Today, Coles-Moultrie Electric Cooperative (CMEC) has over 9,500 members and an electrical distribution system spanning over 1,900 miles. CMEC serves residents in Coles, Clark, Cumberland, Douglas, Edgar, Moultrie, Piatt and Shelby counties. In addition, CMEC also serves 850 small commercial business and large commercial accounts such as Lake Land College, Sarah Bush Health Center, Mattoon Precision, and Mid State Tank.
As the demand for electricity increases, the potential to negatively impact avian populations grows. With the help of Douglas-Hart Nature Center, Lake Land College, and Eastern Illinois University, CMEC has developed an extensive Avian Protection Plan (APP) to help protect, study and understand avian interactions with power lines.
Birds such as hawks, eagles, owls, osprey and ravens commonly use utility structures for perching, roosting, hunting and nesting. These behaviors are especially common in CMEC’s service area, since most of our territory is covered with farm land. Farming reduces forested land cover and thus makes natural perching habitats for birds few and far between. With no natural place to perch, birds resort to using utility poles and lines for perches. Depending on the bird’s size, age, and other factors, this type of behavior can be problematic.

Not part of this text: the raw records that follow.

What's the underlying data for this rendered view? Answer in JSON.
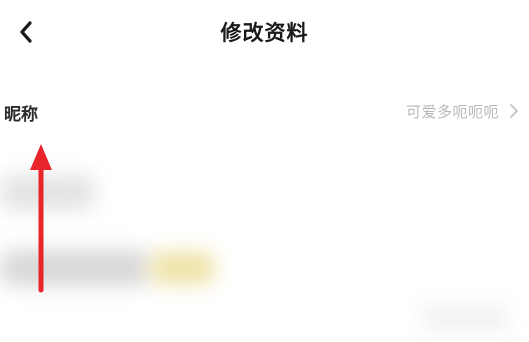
{
  "header": {
    "title": "修改资料",
    "back_icon": "chevron-left-icon"
  },
  "nickname_row": {
    "label": "昵称",
    "value": "可爱多呃呃呃",
    "chevron_icon": "chevron-right-icon"
  },
  "annotation": {
    "arrow_color": "#e8252b"
  }
}
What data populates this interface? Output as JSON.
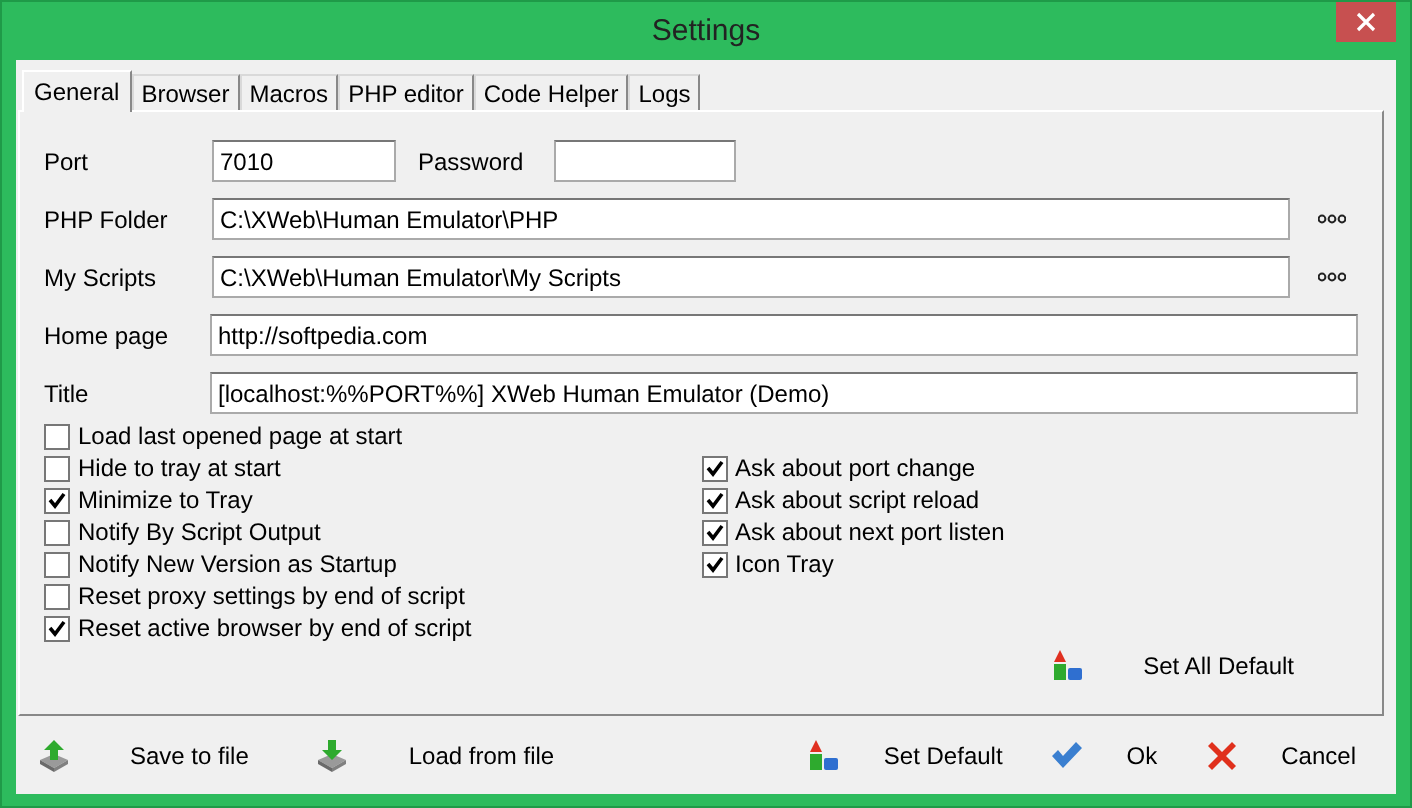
{
  "window": {
    "title": "Settings"
  },
  "tabs": [
    {
      "label": "General",
      "selected": true
    },
    {
      "label": "Browser",
      "selected": false
    },
    {
      "label": "Macros",
      "selected": false
    },
    {
      "label": "PHP editor",
      "selected": false
    },
    {
      "label": "Code Helper",
      "selected": false
    },
    {
      "label": "Logs",
      "selected": false
    }
  ],
  "port": {
    "label": "Port",
    "value": "7010"
  },
  "password": {
    "label": "Password"
  },
  "paths": [
    {
      "label": "PHP Folder",
      "value": "C:\\XWeb\\Human Emulator\\PHP",
      "browse": true
    },
    {
      "label": "My Scripts",
      "value": "C:\\XWeb\\Human Emulator\\My Scripts",
      "browse": true
    },
    {
      "label": "Home page",
      "value": "http://softpedia.com",
      "browse": false
    },
    {
      "label": "Title",
      "value": "[localhost:%%PORT%%] XWeb Human Emulator (Demo)",
      "browse": false
    }
  ],
  "options_left": [
    {
      "label": "Load last opened page at start",
      "checked": false
    },
    {
      "label": "Hide to tray at start",
      "checked": false
    },
    {
      "label": "Minimize to Tray",
      "checked": true
    },
    {
      "label": "Notify By Script Output",
      "checked": false
    },
    {
      "label": "Notify New Version as Startup",
      "checked": false
    },
    {
      "label": "Reset proxy settings by end of script",
      "checked": false
    },
    {
      "label": "Reset active browser by end of script",
      "checked": true
    }
  ],
  "options_right": [
    {
      "label": "Ask about port change",
      "checked": true
    },
    {
      "label": "Ask about script reload",
      "checked": true
    },
    {
      "label": "Ask about next port listen",
      "checked": true
    },
    {
      "label": "Icon Tray",
      "checked": true
    }
  ],
  "set_all_default": {
    "label": "Set All Default"
  },
  "footer_left": [
    {
      "kind": "save",
      "label": "Save to file"
    },
    {
      "kind": "load",
      "label": "Load from file"
    }
  ],
  "footer_right": [
    {
      "kind": "default",
      "label": "Set Default"
    },
    {
      "kind": "ok",
      "label": "Ok"
    },
    {
      "kind": "cancel",
      "label": "Cancel"
    }
  ]
}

While it is safe for most birds to perch on power-lines, larger birds (such as those listed above) are at a higher risk for electrocution. Due to their size, larger birds have a higher chance of contacting two parts of a power pole at the same time that have a difference in electric potential. This difference in potential is what electrocutes a bird. Even if a bird bridges a connection between an energized line and a non-energized line, the difference in potential is still there and the bird will be electrocuted. Typically, birds bridge a connection when they fly off of the pole, or when land on the pole; sometimes this can result in an outage.
Many techniques have been developed to help protect avian species from power utilities. One common method is to use special plastic caps on equipment to prevent a bird from touching multiple conductors at once. Additionally, there are also various types of insulators that can be installed on energized wires to prevent contact with the lines. Another frequently used method is to widen the distance between equipment on the poles; a good example of this is adding wider cross arms.
In addition to being electrocuted, birds can also be injured by colliding into power lines when they are flying. Although collisions are rare, they happen most in areas near water, and typically affect ducks, swans, geese, pelicans and other large water birds. A common method to prevent collisions is to make the lines more visible with specially painted devices.
Reporting a Bird Sighting
To report a bird sighting, use the map to pinpoint the location of the sighting. On your mobile device, press for a few seconds on the location until you see a dialog box appear (desktop users can right-click to bring up this dialog box). From there, enter the type of bird. You can also leave your phone number if you would like a follow-up call from CMEC.
If you would like to report a dead bird and do not want to use our online reporting tool you can contact us directly:
A large part of protecting local bird populations is understanding where birds are being electrocuted. By filling a report with us, you allow us to better understand how local birds are interacting with our lines. Additionally, your report will help contribute to ongoing scientific research, both nationally and locally.
What happens after a report is sent?
After a bird has been reported through CMEC’s website, a CMEC representative will be notified and a CMEC employee will come out to collect information on the bird. Under no circumstances, should you move the bird! If the user provides a phone number with their report, they may be contacted and asked a couple of additional questions. From there, the appropriate agencies will be contacted and the bird will be removed from the site. The information collected will be processed and included in future analysis.
Frequently Asked Questions
If you find a dead bird near a power line please do not move it! Instead contact our office (217-235-0341) or use our interactive web map to mark the location of the bird.
CMEC uses a GIS (Geographic Information Systems) computer model to display, store, edit, and analyze information about avian populations and our electrical system. Using the GIS allows us to map trends in bird deaths as well as bird sightings that are near our lines.